Good morning

I seem to have woken up to a land without wifi. This is both disconcerting and inconvenient. But it does remind me how lucky we are to live in a world of constant internet. After all – not everyone can claim that: I remember the dial-up days…

The headlines:
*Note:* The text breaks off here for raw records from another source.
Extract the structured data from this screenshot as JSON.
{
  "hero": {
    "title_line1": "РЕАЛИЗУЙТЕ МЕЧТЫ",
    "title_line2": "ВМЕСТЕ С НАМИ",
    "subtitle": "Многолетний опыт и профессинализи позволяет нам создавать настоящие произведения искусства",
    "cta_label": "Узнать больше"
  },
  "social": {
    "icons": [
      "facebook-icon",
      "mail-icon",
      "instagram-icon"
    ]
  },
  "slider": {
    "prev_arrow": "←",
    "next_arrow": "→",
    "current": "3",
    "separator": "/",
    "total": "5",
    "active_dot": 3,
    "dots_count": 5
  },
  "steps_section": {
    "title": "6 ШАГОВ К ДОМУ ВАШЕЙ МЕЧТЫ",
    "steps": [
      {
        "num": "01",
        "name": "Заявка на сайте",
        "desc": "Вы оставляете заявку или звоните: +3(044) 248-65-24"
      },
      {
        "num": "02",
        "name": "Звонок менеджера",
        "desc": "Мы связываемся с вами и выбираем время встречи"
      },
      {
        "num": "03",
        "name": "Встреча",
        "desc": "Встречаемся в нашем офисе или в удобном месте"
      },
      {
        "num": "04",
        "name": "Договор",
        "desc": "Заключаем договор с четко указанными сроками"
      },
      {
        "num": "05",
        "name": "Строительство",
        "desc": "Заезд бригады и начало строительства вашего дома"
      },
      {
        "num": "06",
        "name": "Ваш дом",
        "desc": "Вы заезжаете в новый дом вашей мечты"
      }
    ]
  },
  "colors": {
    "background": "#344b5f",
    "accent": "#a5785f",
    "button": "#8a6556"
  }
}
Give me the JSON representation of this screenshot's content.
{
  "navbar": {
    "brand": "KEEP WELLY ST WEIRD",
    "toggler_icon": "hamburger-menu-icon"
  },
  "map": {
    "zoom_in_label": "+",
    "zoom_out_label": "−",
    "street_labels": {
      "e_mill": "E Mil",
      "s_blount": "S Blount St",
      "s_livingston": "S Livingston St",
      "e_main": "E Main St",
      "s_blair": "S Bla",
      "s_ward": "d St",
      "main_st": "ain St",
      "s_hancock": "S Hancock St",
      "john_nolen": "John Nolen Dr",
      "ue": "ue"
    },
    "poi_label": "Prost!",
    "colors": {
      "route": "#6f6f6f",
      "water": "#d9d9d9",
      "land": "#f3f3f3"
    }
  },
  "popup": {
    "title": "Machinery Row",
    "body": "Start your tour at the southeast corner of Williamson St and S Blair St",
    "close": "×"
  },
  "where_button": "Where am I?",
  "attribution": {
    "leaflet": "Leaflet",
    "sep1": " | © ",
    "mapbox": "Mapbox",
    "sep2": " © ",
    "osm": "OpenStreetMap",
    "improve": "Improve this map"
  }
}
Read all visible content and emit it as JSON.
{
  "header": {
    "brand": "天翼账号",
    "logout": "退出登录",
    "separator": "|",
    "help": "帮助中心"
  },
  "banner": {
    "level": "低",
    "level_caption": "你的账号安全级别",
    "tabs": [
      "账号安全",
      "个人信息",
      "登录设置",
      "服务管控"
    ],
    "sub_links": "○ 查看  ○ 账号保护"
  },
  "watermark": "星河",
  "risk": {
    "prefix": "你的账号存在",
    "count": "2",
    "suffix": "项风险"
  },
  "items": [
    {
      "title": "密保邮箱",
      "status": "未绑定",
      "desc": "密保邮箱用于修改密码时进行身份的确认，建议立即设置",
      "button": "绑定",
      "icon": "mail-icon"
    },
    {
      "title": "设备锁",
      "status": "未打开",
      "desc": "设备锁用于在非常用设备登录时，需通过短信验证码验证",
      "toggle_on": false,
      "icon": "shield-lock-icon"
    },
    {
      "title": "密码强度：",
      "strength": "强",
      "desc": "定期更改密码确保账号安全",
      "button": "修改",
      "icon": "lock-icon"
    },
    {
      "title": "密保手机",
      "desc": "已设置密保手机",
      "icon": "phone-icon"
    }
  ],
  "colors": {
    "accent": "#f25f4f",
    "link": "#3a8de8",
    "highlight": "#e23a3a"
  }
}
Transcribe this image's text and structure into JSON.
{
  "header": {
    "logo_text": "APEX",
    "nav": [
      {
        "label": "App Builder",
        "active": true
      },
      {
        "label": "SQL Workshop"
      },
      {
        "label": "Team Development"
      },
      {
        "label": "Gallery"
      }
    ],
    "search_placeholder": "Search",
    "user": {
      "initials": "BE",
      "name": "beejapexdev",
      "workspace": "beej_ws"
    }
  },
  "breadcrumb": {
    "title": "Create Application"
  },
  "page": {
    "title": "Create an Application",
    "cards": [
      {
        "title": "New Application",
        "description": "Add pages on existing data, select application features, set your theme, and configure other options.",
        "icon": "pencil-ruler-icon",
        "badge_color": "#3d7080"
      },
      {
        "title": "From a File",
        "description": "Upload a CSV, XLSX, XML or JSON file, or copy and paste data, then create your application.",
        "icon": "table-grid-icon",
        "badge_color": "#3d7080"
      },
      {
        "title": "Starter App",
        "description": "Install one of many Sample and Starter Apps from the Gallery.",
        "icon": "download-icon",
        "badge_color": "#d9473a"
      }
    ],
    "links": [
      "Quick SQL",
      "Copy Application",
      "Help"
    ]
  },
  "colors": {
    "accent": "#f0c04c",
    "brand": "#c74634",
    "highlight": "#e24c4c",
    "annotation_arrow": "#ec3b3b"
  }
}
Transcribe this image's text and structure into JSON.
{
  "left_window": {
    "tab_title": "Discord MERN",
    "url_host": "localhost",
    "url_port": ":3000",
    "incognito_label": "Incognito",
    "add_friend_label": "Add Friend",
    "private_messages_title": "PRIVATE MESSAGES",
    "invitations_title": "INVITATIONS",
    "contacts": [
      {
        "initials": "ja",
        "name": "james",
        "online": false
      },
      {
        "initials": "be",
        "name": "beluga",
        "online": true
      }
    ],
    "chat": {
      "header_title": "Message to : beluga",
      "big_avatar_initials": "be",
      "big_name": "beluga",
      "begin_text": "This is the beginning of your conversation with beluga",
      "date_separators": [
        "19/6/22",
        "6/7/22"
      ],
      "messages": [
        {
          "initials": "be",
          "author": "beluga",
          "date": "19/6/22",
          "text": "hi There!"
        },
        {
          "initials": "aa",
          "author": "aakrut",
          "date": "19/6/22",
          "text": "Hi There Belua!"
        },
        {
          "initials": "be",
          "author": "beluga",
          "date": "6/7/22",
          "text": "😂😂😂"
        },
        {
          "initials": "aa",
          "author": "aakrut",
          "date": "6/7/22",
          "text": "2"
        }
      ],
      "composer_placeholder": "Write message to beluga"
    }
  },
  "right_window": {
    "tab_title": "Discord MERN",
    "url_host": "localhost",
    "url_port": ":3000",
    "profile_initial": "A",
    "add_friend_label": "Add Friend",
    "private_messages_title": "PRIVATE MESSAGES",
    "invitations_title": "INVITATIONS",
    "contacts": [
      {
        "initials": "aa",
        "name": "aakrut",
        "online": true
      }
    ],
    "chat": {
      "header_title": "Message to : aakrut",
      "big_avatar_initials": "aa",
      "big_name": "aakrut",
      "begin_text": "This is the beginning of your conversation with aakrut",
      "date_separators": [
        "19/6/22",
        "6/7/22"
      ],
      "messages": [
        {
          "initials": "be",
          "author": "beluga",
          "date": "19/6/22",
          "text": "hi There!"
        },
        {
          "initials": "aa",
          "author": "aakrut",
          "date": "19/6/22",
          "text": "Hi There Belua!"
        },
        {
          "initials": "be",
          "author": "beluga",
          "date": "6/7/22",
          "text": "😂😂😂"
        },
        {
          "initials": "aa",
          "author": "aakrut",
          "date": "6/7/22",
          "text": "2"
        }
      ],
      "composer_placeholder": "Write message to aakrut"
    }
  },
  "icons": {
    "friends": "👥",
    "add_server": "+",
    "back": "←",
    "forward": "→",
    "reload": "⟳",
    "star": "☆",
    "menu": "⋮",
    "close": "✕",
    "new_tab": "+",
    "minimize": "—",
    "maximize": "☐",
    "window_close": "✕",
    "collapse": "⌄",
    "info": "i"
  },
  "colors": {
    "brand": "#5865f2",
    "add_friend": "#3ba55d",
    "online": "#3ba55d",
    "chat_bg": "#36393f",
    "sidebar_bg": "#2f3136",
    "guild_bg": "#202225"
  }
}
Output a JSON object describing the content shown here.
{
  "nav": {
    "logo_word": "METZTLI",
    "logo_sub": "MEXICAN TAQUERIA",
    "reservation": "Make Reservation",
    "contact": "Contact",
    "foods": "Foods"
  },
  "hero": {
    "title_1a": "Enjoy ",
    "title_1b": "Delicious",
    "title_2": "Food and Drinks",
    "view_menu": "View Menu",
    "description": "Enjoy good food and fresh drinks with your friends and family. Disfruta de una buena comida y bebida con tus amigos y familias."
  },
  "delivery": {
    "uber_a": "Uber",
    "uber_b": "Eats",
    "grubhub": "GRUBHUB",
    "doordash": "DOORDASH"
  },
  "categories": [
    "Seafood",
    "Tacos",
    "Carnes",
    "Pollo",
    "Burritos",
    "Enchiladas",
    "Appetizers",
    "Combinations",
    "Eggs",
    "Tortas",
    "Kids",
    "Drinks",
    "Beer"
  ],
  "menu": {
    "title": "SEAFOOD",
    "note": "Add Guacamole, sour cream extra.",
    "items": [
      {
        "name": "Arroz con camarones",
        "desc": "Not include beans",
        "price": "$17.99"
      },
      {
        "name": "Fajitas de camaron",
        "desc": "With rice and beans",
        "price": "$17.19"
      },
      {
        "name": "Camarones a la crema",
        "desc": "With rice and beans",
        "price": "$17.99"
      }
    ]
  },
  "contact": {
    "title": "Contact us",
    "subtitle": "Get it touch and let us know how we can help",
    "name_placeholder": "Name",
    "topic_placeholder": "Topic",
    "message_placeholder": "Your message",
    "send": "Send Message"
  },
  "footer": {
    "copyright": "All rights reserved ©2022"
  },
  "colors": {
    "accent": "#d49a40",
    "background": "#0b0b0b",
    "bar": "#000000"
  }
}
  1. No real news on the Greek front, despite many articles of recycled commentary and 30 second soundbites from Euro-ministers that sound suitably ominous and threatening. Everyone seems to be expecting the debt swap (with private creditors) to get the go-ahead on Monday. Germany just wants everyone to agree. France wants the debt swap to include the ECB’s Greek debt holdings. There is talk of cutting interest rates on the bailout loans being given. The Netherlands and Finland want to delay the bailout until after elections. In response, the Greeks have told everyone to foxtrot oscar about election dates. In a rather brisk and chilly tone. Arab Spring, European Winter? Link: The CNBC updateThe Bloomberg UpdateAll the warnings about how bad it would be.
  2. Someone had offered to buyout Billabong, the surfwear company. TPG, a buyout company, has offered $823million for it: which works out to a premium of around 68% to the closing price immediately before the announcement. Billabong management seem to think that the offer is too low. Link: Billabong Buyout.
  3. Twitter is expanding its ad business. This is interesting because I wasn’t really sure how advertising on twitter works. But I do recall seeing Telkom’s 8ta tweets coming through on my timeline – which is strange, because I’ve never followed Telkom. Also, I’ve always wondered how certain users can be “promoted”. Turns out – they pay for it. And now Twitter is removing the minimum spend requirements. I expect to see less of the people I follow, and more of the firms I don’t. I fear this could get irritating. Link: Twitter expands ad business.
  4. The DRC plans to build the Inga Three Dam have been dealt a blow. BHP Billiton was meant to build an aluminium smelter plant in the area, which would have provided a significant and constant cash-flow to the hydroelectric project that the dam will power. BHP Billiton pulled out after assessing construction costs of the plant, and the World Bank has recently warned about the construction costs of the dam itself; but Congolese officials remain undeterred in their optimism. The mineral-rich country has been limited in its growth by a lack of access to infrastructure and electric power. Link: Inga Three Dam: BHP withdraws custom.
  5. General Motors announced a 62% increase in profits in its 2011 results, despite losses from its European operations. Link: GM Profits announced.
  6. And last, but not least, ABN Business News Briefs. The key points:
    • The Nigerian government has said that it expects its deficit to be higher this year as a result of reimplemented petrol-import subsidies. It plans to finance this with money taken from its crude oil savings. Makes symmetric sense to me.
    • Angola will export 1.79 million barrels of oil a day in April, up from a planned 1.61 million barrels. 
    • Paper-maker Mondi has offered to buyout a minority interest in one of its subsidiaries – worth around 280 million Euros.
    • Impala Platinum announced a 66% increase in interim headline earnings per share, mainly as a result of a weakened exchange rate. But there was also a slight increase in revenues despite strike troubles at their Rustenberg plant: where they fired 17,000 workers, losing around 3,000 ounces of platinum per day in production.
    • Woolworths interim headline earnings per share are also up by around 35%, thanks to an 11% improvement in revenues, as well as share buybacks (which reduce the number of shares that the earnings are being split between – hence the large increase in earnings per share). 
    • Nigeria plans to privatise three of its banks in around 12 to 18 months time. The banks were nationalised when it emerged during a 2009 audit that they were severely undercapitalised.
That’s all for now – have a great weekend!